With its 1.187 pages, the Omnibus Law is the longest law Indonesia has ever adopted. It replaces or amends 78 laws concerning everything from labor issues and economy to public administration and environmental legislation.

The government’s aim is to boost growth through regulatory simplifications and an improved business climate. The law has been applauded by the business community.

Environmental organizations are upset, however, that the rules for environmental assessments will be significantly relaxed, and that it will be easier to be granted building permits.

Trade unions have organized massive protests against the law’s impact on issues such as severance pay, paid leave and job security. 

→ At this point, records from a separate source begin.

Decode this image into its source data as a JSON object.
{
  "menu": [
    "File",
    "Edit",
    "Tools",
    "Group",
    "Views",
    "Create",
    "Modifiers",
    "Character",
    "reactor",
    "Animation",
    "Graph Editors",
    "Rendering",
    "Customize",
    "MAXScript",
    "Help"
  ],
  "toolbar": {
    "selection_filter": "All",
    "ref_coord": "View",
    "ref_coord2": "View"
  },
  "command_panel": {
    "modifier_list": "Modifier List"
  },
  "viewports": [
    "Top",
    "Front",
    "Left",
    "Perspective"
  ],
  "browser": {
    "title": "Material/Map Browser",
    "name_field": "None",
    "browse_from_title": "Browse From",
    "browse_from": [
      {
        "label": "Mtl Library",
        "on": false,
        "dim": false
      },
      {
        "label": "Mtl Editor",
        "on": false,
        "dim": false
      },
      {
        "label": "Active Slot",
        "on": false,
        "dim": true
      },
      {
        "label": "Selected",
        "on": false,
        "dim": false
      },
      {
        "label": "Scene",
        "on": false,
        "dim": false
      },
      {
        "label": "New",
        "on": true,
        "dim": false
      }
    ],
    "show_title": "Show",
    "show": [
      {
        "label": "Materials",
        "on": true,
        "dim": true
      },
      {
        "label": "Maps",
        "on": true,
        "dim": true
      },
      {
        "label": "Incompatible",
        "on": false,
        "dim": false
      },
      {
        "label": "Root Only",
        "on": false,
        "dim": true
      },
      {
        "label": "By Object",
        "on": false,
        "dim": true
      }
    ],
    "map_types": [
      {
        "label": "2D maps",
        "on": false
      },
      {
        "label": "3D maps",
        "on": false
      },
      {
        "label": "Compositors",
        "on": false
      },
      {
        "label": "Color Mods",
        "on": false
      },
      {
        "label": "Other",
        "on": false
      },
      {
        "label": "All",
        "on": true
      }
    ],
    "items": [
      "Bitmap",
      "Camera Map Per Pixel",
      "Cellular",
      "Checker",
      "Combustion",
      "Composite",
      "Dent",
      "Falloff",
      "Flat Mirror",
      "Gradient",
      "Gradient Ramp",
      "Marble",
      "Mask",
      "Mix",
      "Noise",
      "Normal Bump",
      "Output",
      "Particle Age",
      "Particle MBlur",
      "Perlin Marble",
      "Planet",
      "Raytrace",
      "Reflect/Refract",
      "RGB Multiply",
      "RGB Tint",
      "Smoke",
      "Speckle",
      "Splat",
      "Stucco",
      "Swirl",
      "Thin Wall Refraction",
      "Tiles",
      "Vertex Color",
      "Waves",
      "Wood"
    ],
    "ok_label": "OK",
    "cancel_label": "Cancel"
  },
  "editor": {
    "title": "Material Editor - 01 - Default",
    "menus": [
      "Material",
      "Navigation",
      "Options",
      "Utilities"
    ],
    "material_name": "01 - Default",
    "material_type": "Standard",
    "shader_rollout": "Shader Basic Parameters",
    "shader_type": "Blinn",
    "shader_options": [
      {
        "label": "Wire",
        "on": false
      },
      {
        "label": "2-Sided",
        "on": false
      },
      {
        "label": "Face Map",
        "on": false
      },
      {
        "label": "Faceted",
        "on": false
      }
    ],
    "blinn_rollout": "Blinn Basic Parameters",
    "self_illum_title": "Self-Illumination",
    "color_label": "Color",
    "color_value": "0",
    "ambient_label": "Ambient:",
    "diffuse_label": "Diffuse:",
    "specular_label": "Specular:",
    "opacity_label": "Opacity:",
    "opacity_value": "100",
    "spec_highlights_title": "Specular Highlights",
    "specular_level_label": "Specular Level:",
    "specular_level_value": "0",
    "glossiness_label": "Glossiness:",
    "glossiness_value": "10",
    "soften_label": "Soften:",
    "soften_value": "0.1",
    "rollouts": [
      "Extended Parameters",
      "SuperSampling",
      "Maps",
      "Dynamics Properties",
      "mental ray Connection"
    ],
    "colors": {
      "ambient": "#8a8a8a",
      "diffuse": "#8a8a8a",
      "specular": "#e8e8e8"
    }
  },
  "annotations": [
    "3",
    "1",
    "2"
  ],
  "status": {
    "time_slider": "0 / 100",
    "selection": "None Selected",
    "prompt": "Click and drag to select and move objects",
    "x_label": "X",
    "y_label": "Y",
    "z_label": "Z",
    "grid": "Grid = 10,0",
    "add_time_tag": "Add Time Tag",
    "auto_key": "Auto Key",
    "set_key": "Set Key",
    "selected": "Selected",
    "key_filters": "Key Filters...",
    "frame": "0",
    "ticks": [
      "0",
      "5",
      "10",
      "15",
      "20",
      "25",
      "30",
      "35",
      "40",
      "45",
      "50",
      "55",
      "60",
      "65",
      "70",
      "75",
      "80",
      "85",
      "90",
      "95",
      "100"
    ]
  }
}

The previous law stated that minimum wage levels should be set with goal that wages should be set with “the aim towards fulfilling a decent life. But according to the Omnibus Law, minimum wages are to be calculated according to a formula which takes ”economic growth and inflation” into consideration. The unions fear this will lead to poverty wages.